The RCMP is still investigating the May 13
Creekside fire, although no one has yet been charged in connection with the
“The police have interviewed numerous people, done neighbourhood enquiries and seized surveillance video in the area,” said Staff Sgt. Steve Leclair.
“They are going over the surveillance video and examining the statements. There are still more people to interview, including the tenants.”
The surveillance video was taken from security cameras at the Husky gas station, near the fire location. The RCMP is reviewing the tape to see if anyone suspicious went into the gas station area that night.
The fire that burned through the home at 2081 Squaw Valley Crescent was labeled “suspicious” early on in the investigation. The duplex was slated for demolition, and the majority of drywall and insulation had been removed when the fire began at 4:30 in the morning.

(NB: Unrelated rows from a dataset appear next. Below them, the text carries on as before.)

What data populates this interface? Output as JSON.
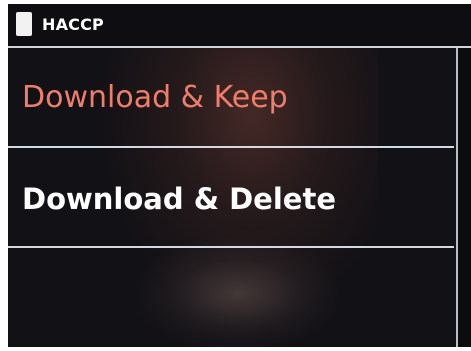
{
  "app": {
    "title": "HACCP",
    "icon": "document-icon"
  },
  "menu": {
    "items": [
      {
        "label": "Download & Keep",
        "selected": true,
        "color": "#ef7d6a"
      },
      {
        "label": "Download & Delete",
        "selected": false,
        "color": "#ffffff"
      },
      {
        "label": "",
        "selected": false
      }
    ]
  },
  "colors": {
    "background": "#121115",
    "divider": "#d4d8e0",
    "highlight_text": "#ef7d6a",
    "text": "#ffffff"
  }
}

The power has also been cut off for over a week, so there were no obvious sources of ignition.
The owner of the duplex has since cleared the lot of burnt debris, and the property stands bare.

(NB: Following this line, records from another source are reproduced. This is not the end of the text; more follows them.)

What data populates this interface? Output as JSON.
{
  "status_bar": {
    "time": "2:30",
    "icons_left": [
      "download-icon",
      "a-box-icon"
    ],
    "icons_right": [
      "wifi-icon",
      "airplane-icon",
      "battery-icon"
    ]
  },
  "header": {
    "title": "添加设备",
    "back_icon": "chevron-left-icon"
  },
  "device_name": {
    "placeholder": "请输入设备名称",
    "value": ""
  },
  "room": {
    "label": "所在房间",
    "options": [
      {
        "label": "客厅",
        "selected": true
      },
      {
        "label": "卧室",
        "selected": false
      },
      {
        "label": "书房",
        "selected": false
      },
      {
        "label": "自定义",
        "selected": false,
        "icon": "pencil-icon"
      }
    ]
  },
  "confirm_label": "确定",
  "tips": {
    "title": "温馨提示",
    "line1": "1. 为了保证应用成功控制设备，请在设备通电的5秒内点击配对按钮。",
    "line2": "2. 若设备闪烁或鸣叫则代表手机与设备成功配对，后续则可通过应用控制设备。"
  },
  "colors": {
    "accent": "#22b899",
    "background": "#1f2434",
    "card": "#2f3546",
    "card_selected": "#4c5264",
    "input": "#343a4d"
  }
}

Leclair said even though the owner did not show many signs of remorse following the fire, he is not a suspect.
“I do not think it (the fire) had an effect of great magnitude, because the house was slated for demolition.”
“That being said, we don’t think he set the house on fire himself.”

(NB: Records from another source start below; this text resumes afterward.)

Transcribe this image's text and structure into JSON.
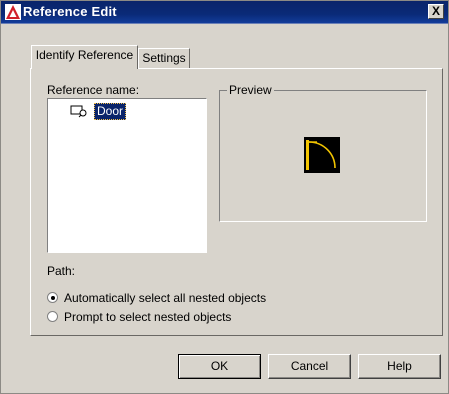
{
  "window": {
    "title": "Reference Edit",
    "close_label": "X"
  },
  "tabs": [
    {
      "label": "Identify Reference",
      "active": true
    },
    {
      "label": "Settings",
      "active": false
    }
  ],
  "reference": {
    "label": "Reference name:",
    "items": [
      {
        "label": "Door",
        "selected": true,
        "icon": "block-reference-icon"
      }
    ]
  },
  "preview": {
    "label": "Preview",
    "icon": "door-preview-icon"
  },
  "path": {
    "label": "Path:",
    "options": [
      {
        "label": "Automatically select all nested objects",
        "selected": true
      },
      {
        "label": "Prompt to select nested objects",
        "selected": false
      }
    ]
  },
  "buttons": {
    "ok": "OK",
    "cancel": "Cancel",
    "help": "Help"
  },
  "colors": {
    "title_bar": "#0a246a",
    "dialog_bg": "#d8d4cc",
    "selection": "#0a246a",
    "preview_arc": "#f2c400"
  }
}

The owner also received permission from both the Whistler fire department and his insurance company before clearing the lot.
According to fire chief Rob Whitton, it is difficult to catch people who set fires.
“You pretty much have to catch them in the act and physically see them with the gas can and the match,” said Whitton.
“Or they have to be bragging somewhere, and someone turns them in, and they admit to doing it.”
A fire at the Pinnacle Ridge condominiums July 9 last year was found to have been deliberately set and some sort of fire accelerant was used. No one has been charged in connection with the mid-day blaze that caused at least $2 million damage to four units.
Meanwhile, Whitton said the fire department is still working to amend the current fire protection bylaw, especially in terms of campfires, and plans to bring the legislation forward to council sometime this summer.
Since May 13, the fire department has not received any calls regarding illegal burning in Creekside. However they have responded to calls in both Alpine Meadows and Emerald Estates.
“I think that the residents down there have a new appreciation for the power of fire and what it can and can’t do, and how quickly it can do it,” said Whitton.
“It was an education for the neighbourhood, and I believe their awareness for fire has now been heightened.”
Whitton added that illegal burning is an ongoing issue throughout the municipality.
“We’ve been fortunate enough so far that that type of behaviour has not caused us any major issues at this point in time,” he said.